Fellow Think Blue Planning Committee writer, Ben Kirst, recently wrote about the growing intrigue, and the recent revival of the rivalry between the two teams, due to Anaheim’s signing of Shohei Ohtani. It’s an aspect of L.A. baseball that has become impossible to ignore, and Dodger fans don’t want to anymore. Los Angeles had a chance, though slim, to sign Ohtani, and they didn’t. It wasn’t because they didn’t want to, or didn’t have the money, but rather because Ohtani probably already had his mind made up when he met with Friedman and the Dodgers.
Some may call it a missed opportunity, but most will probably agree with Clayton Kershaw and call the whole thing “a waste of time.”
It’s okay, the rivalry between the SoCal ballclubs is still alive, and it’s not going anywhere.
Then there are the clubs, and the rivals, that the Dodgers have to face this year. I didn’t include the Giants on this list, merely because it’s one of the core beliefs of Dodger Nation; the Giants always have been, and always will be, our rivals. For some fans, including yours truly, even the mention of the Giants makes us flinch and jump into a monologue about the teams’ long history.
It doesn’t matter who I’m talking to, I will break down why the Dodgers are better than the Giants and have no control over how much baseball-specific terminology I use.
That brings us to the other teams; the teams the Dodgers will face in games where more than just the score is on the line.
1.) The Chicago Cubs

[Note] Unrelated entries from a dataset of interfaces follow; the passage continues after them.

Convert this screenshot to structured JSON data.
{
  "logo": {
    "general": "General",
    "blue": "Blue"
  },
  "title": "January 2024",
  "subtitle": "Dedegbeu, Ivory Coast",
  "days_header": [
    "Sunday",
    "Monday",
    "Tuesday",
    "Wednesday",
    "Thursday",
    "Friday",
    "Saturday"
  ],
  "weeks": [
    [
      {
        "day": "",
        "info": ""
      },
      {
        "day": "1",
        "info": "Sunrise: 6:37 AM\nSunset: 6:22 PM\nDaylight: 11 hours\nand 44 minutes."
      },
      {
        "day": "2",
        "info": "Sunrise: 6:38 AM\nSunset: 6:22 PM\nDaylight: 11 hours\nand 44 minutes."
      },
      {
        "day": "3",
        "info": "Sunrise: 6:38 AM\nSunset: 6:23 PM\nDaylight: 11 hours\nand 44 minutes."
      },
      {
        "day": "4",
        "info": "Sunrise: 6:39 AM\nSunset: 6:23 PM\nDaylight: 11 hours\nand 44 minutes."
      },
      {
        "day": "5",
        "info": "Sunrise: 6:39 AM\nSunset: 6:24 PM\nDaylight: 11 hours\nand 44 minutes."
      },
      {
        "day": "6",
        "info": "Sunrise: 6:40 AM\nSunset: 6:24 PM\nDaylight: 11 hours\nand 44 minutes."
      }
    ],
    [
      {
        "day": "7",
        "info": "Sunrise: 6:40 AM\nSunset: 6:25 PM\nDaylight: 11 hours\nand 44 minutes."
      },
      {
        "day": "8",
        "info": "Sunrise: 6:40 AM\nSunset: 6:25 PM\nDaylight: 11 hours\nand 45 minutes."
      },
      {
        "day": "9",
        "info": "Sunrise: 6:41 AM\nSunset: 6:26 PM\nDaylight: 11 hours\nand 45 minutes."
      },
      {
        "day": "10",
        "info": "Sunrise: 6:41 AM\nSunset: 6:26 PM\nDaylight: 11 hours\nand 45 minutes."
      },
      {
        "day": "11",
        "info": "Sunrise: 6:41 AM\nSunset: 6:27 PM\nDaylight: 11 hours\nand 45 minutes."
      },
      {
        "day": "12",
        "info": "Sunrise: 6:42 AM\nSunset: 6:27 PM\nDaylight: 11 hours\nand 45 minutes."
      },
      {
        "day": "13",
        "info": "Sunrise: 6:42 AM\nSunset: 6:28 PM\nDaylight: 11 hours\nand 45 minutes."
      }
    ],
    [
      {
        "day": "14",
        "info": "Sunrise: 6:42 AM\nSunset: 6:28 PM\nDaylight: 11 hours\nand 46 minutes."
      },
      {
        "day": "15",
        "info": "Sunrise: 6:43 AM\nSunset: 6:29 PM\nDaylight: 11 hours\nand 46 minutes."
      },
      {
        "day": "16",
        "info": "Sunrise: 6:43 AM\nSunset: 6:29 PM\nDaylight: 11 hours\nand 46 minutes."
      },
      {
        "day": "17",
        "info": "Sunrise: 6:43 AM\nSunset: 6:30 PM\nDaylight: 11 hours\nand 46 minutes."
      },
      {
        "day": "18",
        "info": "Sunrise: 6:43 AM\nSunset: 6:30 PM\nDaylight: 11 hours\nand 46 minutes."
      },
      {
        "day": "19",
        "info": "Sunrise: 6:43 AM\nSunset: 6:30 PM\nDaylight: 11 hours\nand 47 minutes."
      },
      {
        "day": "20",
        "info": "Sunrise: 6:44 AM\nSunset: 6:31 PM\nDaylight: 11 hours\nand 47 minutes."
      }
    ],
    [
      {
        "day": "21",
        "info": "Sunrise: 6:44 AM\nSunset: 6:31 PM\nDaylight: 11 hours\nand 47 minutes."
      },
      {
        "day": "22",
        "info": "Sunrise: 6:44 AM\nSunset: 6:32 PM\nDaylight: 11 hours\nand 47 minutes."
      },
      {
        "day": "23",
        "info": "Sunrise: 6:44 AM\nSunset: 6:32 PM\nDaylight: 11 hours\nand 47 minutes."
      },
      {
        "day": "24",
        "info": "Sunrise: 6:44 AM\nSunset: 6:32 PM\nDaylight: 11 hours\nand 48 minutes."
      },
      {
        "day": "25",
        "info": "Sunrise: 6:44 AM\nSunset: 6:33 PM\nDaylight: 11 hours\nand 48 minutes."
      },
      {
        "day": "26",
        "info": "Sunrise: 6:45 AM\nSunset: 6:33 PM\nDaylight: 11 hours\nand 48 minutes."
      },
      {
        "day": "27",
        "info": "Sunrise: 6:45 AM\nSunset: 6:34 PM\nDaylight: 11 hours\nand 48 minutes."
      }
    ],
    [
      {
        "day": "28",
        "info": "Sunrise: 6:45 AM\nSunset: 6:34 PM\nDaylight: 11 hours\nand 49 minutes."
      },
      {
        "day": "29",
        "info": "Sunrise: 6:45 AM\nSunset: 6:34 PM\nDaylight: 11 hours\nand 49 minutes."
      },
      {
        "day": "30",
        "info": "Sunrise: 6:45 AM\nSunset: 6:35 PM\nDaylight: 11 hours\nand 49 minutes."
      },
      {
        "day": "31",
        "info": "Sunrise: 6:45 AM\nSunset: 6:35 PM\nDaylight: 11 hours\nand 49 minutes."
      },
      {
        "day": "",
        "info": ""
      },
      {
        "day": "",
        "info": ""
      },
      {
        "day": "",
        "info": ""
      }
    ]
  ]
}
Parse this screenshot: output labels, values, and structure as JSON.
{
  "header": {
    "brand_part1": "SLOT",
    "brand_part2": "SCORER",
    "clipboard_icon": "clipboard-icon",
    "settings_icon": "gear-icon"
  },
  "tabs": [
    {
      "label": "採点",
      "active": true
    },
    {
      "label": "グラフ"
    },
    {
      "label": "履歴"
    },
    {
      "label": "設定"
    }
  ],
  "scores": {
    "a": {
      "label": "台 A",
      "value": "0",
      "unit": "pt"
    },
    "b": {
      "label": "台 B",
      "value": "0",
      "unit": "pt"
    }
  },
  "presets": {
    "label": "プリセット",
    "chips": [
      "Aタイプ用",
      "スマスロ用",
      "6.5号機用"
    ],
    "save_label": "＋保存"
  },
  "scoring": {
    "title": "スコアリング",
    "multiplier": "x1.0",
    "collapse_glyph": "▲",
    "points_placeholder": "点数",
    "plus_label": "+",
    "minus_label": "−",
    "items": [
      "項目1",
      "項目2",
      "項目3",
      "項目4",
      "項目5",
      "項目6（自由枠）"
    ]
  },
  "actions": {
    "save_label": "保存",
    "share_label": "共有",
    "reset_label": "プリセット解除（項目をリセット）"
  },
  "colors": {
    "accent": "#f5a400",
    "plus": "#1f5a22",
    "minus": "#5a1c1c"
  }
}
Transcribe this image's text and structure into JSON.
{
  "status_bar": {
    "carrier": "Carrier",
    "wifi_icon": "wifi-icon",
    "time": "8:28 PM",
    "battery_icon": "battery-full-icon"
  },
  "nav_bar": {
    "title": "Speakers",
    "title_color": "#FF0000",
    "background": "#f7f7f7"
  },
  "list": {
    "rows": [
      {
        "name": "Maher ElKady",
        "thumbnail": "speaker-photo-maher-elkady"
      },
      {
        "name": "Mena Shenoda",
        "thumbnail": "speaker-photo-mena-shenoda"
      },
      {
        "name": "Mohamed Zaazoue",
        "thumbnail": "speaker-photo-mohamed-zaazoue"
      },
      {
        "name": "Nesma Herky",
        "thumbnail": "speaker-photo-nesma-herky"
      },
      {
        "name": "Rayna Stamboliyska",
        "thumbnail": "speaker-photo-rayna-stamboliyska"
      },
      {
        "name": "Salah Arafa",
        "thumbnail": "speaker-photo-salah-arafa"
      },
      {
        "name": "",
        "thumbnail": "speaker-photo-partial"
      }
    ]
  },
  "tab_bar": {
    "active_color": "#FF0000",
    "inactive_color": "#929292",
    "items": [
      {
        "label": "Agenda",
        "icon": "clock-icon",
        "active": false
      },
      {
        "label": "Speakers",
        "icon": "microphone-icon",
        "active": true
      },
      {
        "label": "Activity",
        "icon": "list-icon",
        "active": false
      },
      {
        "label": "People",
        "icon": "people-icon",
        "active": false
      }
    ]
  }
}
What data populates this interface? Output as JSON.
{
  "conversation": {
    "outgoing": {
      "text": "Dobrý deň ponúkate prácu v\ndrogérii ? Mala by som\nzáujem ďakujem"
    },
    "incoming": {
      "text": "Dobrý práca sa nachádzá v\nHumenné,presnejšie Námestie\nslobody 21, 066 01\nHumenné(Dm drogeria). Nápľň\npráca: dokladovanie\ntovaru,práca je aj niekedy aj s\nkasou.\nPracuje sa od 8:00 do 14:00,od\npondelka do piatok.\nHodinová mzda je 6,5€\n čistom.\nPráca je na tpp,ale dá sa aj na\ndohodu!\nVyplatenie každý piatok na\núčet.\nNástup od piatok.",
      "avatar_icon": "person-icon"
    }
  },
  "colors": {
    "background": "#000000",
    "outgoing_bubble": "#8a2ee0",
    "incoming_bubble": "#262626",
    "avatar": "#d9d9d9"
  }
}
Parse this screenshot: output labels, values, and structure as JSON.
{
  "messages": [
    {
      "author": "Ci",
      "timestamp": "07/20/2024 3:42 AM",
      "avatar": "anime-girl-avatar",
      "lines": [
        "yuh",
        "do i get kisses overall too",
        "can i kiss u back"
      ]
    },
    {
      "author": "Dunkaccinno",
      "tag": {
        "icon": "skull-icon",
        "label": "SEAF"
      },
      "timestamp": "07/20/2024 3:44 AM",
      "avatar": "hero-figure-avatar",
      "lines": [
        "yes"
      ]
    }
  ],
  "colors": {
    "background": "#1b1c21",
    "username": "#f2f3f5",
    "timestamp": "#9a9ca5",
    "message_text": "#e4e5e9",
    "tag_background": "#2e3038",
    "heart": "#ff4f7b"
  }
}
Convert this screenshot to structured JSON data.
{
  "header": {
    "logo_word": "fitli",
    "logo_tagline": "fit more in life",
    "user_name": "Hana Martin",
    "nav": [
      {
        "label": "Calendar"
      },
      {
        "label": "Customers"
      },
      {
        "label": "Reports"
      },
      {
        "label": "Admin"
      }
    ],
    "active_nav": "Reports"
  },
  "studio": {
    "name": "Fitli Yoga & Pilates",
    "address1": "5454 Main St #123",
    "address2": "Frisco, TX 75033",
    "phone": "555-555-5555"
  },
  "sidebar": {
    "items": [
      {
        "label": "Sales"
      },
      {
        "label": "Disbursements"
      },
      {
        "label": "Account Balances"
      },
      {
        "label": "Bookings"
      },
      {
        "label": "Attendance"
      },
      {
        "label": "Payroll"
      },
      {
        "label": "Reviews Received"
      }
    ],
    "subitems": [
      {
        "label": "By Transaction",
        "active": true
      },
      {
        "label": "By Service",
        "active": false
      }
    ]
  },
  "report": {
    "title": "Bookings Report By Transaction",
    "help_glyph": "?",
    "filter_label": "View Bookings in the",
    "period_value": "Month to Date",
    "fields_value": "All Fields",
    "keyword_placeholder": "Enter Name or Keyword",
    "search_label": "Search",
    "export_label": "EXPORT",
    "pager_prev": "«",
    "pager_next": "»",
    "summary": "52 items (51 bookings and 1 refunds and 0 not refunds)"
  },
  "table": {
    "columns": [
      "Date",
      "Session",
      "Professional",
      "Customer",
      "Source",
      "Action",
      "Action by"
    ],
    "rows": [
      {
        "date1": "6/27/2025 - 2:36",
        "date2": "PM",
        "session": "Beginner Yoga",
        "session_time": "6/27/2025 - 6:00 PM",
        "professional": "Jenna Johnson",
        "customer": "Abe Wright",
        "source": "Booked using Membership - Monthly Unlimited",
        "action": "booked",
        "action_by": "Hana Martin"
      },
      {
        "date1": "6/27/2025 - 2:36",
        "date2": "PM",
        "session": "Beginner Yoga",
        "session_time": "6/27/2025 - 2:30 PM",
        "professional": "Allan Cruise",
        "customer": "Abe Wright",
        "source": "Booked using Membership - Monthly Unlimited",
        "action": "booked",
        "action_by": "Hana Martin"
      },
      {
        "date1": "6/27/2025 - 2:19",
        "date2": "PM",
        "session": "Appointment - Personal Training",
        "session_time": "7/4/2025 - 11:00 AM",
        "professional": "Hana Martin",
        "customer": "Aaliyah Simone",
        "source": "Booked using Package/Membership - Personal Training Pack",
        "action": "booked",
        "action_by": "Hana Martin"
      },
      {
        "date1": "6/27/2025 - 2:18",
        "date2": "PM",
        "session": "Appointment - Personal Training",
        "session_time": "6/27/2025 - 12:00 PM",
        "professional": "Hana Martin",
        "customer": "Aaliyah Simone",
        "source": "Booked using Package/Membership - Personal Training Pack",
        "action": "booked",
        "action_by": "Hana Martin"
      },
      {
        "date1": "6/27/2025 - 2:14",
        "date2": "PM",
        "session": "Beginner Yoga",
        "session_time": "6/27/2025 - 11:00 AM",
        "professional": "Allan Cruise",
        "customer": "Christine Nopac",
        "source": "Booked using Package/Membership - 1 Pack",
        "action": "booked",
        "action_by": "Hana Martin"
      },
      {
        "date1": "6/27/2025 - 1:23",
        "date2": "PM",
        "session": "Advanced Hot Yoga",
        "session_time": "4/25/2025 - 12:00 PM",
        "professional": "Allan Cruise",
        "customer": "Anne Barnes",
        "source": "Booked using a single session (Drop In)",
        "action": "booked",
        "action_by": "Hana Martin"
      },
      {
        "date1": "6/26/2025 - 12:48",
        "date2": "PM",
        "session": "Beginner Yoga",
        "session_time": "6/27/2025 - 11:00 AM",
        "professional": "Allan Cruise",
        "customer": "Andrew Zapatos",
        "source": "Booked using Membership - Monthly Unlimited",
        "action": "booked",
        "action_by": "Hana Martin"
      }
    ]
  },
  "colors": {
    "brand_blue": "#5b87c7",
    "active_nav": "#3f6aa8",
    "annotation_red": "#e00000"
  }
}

Cubs fans haven’t forgotten 2017, and Dodger fans have yet to forget 2016. For the past two years, these teams have fought it out for the NL pennant. Adding salt to the wound, the Cubs recently signed former Dodgers Yu Darvish and Brandon Morrow. Game 5 in 2017 wasn’t the end of this rivalry, in fact I think it’s just beginning, and the question isn’t if the Cubs and the Dodgers will meet in the NLCS, it’s when, and who will win it this time?
2.) The Arizona Diamondbacks
When looking at the NL West, the Giants and the Dodgers easily have the most apparent rivalry, but after the 2017 NLDS, the Dodgers and D-Backs will be facing off and attempt to overcome some bad blood. The Dodgers swept their division rival in three games last season. Justin Turner began the barrage with the homer in the first inning of Game 1, and the Dodgers didn’t slow down after that. The D-backs are looking for redemption, will they find it?
3.) The Houston Astros
Last summer, I liked the Astros. I admired them and was excited for the Dodgers to play them in the World Series. Now? Now I find myself looking forward to the weekend of August 3rd, in which the Dodgers and the Astros will face off at Dodger Stadium for the first time since the heartbreaking World Series. Game 7 still hurts, a lot, and I’m sure there are many other Dodger fans out there who agree with me.
To quote Billy Beane in “Moneyball”; “I don’t get over these things, ever.”
Neither do I, and something tells me the Dodgers don’t, either.
(FOLLOW SARAH ON TWITTER: @SARAHMANINGER)